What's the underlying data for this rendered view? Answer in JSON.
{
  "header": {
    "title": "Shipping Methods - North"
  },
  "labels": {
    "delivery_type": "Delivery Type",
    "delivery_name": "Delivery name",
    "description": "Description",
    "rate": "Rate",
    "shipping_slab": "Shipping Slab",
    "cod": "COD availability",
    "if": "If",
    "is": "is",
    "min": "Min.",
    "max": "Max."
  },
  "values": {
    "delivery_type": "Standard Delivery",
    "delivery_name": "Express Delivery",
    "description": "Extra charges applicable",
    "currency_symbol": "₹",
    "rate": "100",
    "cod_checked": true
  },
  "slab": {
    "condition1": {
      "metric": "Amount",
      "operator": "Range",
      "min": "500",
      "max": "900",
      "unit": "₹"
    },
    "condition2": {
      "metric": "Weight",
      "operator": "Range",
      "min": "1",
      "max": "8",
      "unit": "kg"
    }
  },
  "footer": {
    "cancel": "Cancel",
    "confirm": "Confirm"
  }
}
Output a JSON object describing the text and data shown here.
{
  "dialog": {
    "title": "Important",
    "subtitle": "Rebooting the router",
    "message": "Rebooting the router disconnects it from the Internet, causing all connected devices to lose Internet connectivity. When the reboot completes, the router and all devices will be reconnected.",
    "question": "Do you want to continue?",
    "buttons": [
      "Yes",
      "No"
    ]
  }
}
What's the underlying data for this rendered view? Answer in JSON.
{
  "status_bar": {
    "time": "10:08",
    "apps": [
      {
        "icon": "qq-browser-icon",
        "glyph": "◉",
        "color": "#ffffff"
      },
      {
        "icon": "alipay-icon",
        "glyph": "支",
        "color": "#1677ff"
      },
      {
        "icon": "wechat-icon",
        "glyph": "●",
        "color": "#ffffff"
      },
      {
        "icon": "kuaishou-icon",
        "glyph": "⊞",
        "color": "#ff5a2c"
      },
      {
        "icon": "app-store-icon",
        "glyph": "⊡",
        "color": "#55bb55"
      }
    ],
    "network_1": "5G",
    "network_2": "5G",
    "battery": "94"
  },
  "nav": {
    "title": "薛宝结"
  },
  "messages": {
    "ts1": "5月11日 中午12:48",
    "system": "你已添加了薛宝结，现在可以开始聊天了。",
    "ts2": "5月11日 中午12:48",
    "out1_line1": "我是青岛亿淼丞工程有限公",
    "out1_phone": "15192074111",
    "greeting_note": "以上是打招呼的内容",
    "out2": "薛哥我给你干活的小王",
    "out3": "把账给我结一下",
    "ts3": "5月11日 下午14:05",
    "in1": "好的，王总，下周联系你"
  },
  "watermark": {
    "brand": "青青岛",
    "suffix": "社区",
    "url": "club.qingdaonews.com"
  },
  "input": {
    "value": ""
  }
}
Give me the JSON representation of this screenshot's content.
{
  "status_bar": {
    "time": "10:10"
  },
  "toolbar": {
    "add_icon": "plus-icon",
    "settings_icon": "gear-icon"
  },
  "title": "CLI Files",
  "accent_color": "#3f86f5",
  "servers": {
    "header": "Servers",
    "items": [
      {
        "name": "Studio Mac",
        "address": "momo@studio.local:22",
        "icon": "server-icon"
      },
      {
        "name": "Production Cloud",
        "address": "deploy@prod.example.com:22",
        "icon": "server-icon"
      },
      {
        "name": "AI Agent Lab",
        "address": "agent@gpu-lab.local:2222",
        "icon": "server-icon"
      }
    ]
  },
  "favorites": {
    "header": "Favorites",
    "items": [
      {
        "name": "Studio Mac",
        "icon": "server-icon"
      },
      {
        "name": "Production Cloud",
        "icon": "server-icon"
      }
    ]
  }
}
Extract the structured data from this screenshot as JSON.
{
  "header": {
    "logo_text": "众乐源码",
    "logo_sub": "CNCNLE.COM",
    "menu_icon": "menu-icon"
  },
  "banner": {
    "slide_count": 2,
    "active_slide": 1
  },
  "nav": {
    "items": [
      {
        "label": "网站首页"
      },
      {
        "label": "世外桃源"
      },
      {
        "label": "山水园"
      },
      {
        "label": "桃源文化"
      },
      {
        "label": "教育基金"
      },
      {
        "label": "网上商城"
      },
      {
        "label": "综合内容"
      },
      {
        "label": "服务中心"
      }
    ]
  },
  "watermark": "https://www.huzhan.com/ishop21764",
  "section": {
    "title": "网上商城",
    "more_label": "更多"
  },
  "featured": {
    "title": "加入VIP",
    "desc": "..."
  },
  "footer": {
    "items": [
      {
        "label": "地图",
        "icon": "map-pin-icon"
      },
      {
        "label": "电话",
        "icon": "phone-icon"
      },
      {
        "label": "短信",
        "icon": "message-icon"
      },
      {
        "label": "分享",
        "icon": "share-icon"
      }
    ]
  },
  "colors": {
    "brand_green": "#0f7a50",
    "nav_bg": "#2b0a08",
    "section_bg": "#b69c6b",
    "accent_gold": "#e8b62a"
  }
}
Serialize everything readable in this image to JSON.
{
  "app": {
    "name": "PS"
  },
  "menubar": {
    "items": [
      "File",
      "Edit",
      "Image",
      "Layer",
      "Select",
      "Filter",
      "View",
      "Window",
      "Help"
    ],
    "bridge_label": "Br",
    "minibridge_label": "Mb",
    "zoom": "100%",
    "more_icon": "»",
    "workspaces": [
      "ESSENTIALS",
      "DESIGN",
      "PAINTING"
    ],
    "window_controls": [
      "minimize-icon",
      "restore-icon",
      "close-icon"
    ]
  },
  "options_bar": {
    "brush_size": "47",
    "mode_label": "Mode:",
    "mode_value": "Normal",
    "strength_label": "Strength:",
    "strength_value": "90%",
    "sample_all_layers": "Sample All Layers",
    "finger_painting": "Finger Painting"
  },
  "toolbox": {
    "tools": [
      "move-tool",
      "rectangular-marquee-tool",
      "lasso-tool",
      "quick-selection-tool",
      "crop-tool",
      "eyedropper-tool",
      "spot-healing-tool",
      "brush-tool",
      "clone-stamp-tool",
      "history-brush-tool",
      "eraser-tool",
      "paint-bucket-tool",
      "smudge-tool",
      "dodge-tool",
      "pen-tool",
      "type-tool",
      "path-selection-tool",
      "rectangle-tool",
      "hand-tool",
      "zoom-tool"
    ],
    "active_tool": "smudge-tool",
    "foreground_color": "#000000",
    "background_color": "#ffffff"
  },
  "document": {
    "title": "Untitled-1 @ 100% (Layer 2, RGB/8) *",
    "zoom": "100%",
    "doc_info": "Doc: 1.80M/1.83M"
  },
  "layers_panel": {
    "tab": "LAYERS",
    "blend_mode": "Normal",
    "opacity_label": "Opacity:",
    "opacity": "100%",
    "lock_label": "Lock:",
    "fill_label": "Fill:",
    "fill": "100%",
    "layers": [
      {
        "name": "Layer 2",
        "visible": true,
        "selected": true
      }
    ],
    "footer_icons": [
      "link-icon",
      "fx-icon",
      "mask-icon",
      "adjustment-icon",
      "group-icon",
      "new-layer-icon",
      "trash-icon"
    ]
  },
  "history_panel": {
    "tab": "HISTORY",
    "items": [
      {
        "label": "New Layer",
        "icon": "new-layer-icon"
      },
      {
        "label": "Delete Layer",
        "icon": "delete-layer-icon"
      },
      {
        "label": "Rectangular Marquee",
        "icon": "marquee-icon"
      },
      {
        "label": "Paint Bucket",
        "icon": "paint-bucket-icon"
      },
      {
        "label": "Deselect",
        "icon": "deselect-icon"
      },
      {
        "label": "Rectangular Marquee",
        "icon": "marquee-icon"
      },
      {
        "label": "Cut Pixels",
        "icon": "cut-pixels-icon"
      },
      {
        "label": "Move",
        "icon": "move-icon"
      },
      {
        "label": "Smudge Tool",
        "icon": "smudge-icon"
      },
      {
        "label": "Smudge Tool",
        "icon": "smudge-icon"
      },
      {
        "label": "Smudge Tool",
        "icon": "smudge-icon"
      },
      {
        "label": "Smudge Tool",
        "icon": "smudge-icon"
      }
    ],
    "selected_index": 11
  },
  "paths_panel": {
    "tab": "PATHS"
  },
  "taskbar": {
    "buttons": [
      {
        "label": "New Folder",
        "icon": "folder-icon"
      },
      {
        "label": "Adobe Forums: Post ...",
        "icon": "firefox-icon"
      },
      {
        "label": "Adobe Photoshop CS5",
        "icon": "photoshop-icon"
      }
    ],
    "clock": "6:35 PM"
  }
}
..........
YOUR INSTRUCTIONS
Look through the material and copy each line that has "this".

WRITTEN RESPONSE
What's the underlying data for this rendered view? Answer in JSON.
What's the underlying data for this rendered view? Answer in JSON.
Give me the JSON representation of this screenshot's content.
Extract the structured data from this screenshot as JSON.
Serialize everything readable in this image to JSON.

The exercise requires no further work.